Aug 06, 2013 Quinn Thomas
Despite what many consider to be a popular myth, credit bureaus and short term lenders actually want consumers to open new lines of credit and maintain positive rankings. For bureau workers, this makes their jobs easier - people can bulk up their credit history and have a positive view of the industry overall. This can then encourage consumers to take a harder stance on monitoring their reports, which saves employees a lot of effort.
On the part of short term lenders, if an applicant comes in to borrow money and already has a good credit score, it's exceedingly easy to approve the request. This means that the company can do more business, which benefits them in the long run.
Not to mention, taking out loans can positively affect the whole economy, assuming consumers are able to pay the funds back in a reasonable amount of time. People take out money and spend it, pumping cash back into other sectors.
So, if individuals pursue good credit, everyone can win. Lenders and credit bureaus should act as the front line in this push by educating their clients about best practices, because at the end of the day, generating good credit may be positive for all parties involved.
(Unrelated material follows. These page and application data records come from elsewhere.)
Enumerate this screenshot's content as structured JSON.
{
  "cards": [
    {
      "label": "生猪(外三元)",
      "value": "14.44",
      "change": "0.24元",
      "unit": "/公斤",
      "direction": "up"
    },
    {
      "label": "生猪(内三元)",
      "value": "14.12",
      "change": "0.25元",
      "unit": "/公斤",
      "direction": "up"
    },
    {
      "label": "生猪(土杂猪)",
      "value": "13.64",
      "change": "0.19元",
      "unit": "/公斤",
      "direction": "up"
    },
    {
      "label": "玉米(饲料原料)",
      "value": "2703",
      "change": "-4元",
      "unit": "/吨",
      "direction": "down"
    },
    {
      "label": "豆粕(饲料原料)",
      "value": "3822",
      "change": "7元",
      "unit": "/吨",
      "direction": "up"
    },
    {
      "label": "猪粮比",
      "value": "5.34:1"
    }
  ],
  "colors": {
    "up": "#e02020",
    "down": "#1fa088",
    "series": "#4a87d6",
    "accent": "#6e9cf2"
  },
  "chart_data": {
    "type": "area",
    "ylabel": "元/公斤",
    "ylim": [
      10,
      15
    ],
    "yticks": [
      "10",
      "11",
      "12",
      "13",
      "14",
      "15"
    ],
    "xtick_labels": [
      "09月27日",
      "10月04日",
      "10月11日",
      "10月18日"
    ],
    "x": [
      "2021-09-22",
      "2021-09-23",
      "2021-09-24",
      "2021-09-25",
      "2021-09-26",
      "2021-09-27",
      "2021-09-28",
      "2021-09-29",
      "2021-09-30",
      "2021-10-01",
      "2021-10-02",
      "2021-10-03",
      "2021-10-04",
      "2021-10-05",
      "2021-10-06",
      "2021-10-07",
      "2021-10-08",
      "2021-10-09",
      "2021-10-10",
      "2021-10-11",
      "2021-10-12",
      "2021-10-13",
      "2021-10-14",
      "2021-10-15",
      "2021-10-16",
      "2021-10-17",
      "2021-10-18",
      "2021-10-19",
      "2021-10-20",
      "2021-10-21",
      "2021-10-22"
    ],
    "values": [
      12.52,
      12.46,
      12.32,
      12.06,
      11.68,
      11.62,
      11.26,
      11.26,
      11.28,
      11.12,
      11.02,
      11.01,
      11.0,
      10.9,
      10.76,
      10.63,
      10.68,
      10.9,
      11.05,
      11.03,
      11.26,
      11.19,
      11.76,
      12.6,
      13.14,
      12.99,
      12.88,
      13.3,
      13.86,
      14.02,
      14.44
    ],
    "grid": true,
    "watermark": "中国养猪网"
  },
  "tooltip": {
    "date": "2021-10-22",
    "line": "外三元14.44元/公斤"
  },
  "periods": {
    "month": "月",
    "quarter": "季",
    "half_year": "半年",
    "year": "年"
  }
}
One of the key pieces of information these businesses can share is that people, even if they're in dire financial straits, should make sure to pay their utilities bills on time.
Reporting negative information
According to MSN Money's partner blog, The Dough Roller, when people pay their utilities bills late, many providers tend to flag these actions with one of the big three credit bureaus. This causes institutions to knock down those individuals' credit scores, and doing so numerous times can cause major issues that plague consumers for years.
That being said, every utility company is different. The news source admitted that the reaction can vary from company to company, but regardless, it certainly is not a pattern anyone should get into. Lenders and credit bureaus should educate consumers about the pitfalls of repeatedly missing utilities payments, because this detracting factor is not something many people realize. A lot of individuals are more concerned about missing mortgage or car payments, because the results could include having their cars possessed or homes go into foreclosure. Even if people don't pay their utilities for a couple of months, the services might still be continued, but the behind-the-scenes effects are sinister.
Vicious circles abound
When people fail to pay utilities bills, they then cannot easily secure loans, which could send them into a downward financial spiral that prevents them from obtaining short term loans to pay expenses during a tough month.
This is especially true at alternative finance companies, although they are known as some of the most lenient financial businesses operations out there. These are the institutions that would lend to people during the Great Recession, when banks and traditional lenders across the globe were closing their doors.
In fact, many such companies are considering utilities payments specifically when approving loans. These providers don't often report to credit bureaus unless a consumer has missed bills. However, some alternative lenders seek out information proving a history of positive, timely payments and create a unique, more comprehensive credit score - following the Payment Reporting Builds Credit model - using this and other financial data. This method allowed many short term lenders to continue to approve loans in the thick of the fiscal troubles a few years ago while mitigating their own risk.
That being said, if consumers skip making utilities payments, they won't be qualified to receive funds from alternative services either, so it's important that lenders share this information with would-be borrowers.